▶ _What you need to do_
The response must consist of the complete listing below, reproduced without alteration.

▶ _Study material_
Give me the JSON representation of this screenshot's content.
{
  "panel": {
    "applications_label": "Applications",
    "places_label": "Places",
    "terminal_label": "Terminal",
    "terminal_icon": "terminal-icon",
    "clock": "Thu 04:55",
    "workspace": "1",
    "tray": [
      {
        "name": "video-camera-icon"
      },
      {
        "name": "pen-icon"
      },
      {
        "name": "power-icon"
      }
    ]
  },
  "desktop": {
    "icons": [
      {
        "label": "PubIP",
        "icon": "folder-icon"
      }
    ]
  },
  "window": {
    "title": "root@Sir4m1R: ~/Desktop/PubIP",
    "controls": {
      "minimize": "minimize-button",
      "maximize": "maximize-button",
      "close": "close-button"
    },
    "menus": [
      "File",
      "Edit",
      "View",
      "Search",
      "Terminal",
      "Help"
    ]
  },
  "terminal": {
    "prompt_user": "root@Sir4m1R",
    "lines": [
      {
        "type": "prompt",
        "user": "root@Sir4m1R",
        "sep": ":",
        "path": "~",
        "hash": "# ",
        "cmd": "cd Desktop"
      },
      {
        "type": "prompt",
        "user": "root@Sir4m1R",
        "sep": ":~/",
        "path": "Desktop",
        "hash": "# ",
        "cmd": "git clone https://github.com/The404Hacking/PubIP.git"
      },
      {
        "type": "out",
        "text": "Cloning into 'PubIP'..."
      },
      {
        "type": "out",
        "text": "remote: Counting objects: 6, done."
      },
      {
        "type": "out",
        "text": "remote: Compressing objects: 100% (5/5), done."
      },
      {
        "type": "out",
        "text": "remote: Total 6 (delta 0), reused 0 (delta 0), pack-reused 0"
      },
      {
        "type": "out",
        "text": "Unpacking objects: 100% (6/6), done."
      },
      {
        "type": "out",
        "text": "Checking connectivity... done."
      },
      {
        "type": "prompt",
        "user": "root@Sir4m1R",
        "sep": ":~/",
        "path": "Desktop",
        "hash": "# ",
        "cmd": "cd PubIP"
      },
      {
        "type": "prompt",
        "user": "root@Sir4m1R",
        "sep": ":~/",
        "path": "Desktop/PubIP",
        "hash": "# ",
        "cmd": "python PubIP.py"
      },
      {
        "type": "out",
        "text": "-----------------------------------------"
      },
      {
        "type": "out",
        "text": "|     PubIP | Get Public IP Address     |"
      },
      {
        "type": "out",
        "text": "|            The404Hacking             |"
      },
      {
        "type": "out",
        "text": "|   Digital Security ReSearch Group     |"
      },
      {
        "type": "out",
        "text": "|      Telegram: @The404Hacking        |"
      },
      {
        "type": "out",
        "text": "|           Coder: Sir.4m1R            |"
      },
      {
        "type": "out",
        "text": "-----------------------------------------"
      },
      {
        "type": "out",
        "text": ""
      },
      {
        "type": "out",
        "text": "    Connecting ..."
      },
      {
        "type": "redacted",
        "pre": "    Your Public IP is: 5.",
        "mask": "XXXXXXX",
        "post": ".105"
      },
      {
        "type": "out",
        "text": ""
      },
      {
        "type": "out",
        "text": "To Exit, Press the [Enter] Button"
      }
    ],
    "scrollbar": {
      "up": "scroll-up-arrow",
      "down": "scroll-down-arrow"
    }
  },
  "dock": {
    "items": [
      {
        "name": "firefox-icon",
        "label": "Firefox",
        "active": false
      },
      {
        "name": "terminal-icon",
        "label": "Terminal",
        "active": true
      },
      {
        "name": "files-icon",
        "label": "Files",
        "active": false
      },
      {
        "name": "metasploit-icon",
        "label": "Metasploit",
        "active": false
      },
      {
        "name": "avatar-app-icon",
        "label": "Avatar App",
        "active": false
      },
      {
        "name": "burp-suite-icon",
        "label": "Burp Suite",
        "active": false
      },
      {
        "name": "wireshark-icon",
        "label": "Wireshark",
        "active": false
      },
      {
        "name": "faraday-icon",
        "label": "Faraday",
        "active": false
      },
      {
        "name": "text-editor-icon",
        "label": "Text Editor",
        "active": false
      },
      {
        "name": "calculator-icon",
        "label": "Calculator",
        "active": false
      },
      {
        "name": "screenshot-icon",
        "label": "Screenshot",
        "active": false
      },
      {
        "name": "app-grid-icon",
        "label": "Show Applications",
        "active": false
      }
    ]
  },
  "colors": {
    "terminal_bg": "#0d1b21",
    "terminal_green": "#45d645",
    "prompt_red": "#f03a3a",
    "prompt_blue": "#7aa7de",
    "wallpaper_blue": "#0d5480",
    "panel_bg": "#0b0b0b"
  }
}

▶ _Response box_
Give me the JSON representation of this screenshot's content.
{
  "panel": {
    "applications_label": "Applications",
    "places_label": "Places",
    "terminal_label": "Terminal",
    "terminal_icon": "terminal-icon",
    "clock": "Thu 04:55",
    "workspace": "1",
    "tray": [
      {
        "name": "video-camera-icon"
      },
      {
        "name": "pen-icon"
      },
      {
        "name": "power-icon"
      }
    ]
  },
  "desktop": {
    "icons": [
      {
        "label": "PubIP",
        "icon": "folder-icon"
      }
    ]
  },
  "window": {
    "title": "root@Sir4m1R: ~/Desktop/PubIP",
    "controls": {
      "minimize": "minimize-button",
      "maximize": "maximize-button",
      "close": "close-button"
    },
    "menus": [
      "File",
      "Edit",
      "View",
      "Search",
      "Terminal",
      "Help"
    ]
  },
  "terminal": {
    "prompt_user": "root@Sir4m1R",
    "lines": [
      {
        "type": "prompt",
        "user": "root@Sir4m1R",
        "sep": ":",
        "path": "~",
        "hash": "# ",
        "cmd": "cd Desktop"
      },
      {
        "type": "prompt",
        "user": "root@Sir4m1R",
        "sep": ":~/",
        "path": "Desktop",
        "hash": "# ",
        "cmd": "git clone https://github.com/The404Hacking/PubIP.git"
      },
      {
        "type": "out",
        "text": "Cloning into 'PubIP'..."
      },
      {
        "type": "out",
        "text": "remote: Counting objects: 6, done."
      },
      {
        "type": "out",
        "text": "remote: Compressing objects: 100% (5/5), done."
      },
      {
        "type": "out",
        "text": "remote: Total 6 (delta 0), reused 0 (delta 0), pack-reused 0"
      },
      {
        "type": "out",
        "text": "Unpacking objects: 100% (6/6), done."
      },
      {
        "type": "out",
        "text": "Checking connectivity... done."
      },
      {
        "type": "prompt",
        "user": "root@Sir4m1R",
        "sep": ":~/",
        "path": "Desktop",
        "hash": "# ",
        "cmd": "cd PubIP"
      },
      {
        "type": "prompt",
        "user": "root@Sir4m1R",
        "sep": ":~/",
        "path": "Desktop/PubIP",
        "hash": "# ",
        "cmd": "python PubIP.py"
      },
      {
        "type": "out",
        "text": "-----------------------------------------"
      },
      {
        "type": "out",
        "text": "|     PubIP | Get Public IP Address     |"
      },
      {
        "type": "out",
        "text": "|            The404Hacking             |"
      },
      {
        "type": "out",
        "text": "|   Digital Security ReSearch Group     |"
      },
      {
        "type": "out",
        "text": "|      Telegram: @The404Hacking        |"
      },
      {
        "type": "out",
        "text": "|           Coder: Sir.4m1R            |"
      },
      {
        "type": "out",
        "text": "-----------------------------------------"
      },
      {
        "type": "out",
        "text": ""
      },
      {
        "type": "out",
        "text": "    Connecting ..."
      },
      {
        "type": "redacted",
        "pre": "    Your Public IP is: 5.",
        "mask": "XXXXXXX",
        "post": ".105"
      },
      {
        "type": "out",
        "text": ""
      },
      {
        "type": "out",
        "text": "To Exit, Press the [Enter] Button"
      }
    ],
    "scrollbar": {
      "up": "scroll-up-arrow",
      "down": "scroll-down-arrow"
    }
  },
  "dock": {
    "items": [
      {
        "name": "firefox-icon",
        "label": "Firefox",
        "active": false
      },
      {
        "name": "terminal-icon",
        "label": "Terminal",
        "active": true
      },
      {
        "name": "files-icon",
        "label": "Files",
        "active": false
      },
      {
        "name": "metasploit-icon",
        "label": "Metasploit",
        "active": false
      },
      {
        "name": "avatar-app-icon",
        "label": "Avatar App",
        "active": false
      },
      {
        "name": "burp-suite-icon",
        "label": "Burp Suite",
        "active": false
      },
      {
        "name": "wireshark-icon",
        "label": "Wireshark",
        "active": false
      },
      {
        "name": "faraday-icon",
        "label": "Faraday",
        "active": false
      },
      {
        "name": "text-editor-icon",
        "label": "Text Editor",
        "active": false
      },
      {
        "name": "calculator-icon",
        "label": "Calculator",
        "active": false
      },
      {
        "name": "screenshot-icon",
        "label": "Screenshot",
        "active": false
      },
      {
        "name": "app-grid-icon",
        "label": "Show Applications",
        "active": false
      }
    ]
  },
  "colors": {
    "terminal_bg": "#0d1b21",
    "terminal_green": "#45d645",
    "prompt_red": "#f03a3a",
    "prompt_blue": "#7aa7de",
    "wallpaper_blue": "#0d5480",
    "panel_bg": "#0b0b0b"
  }
}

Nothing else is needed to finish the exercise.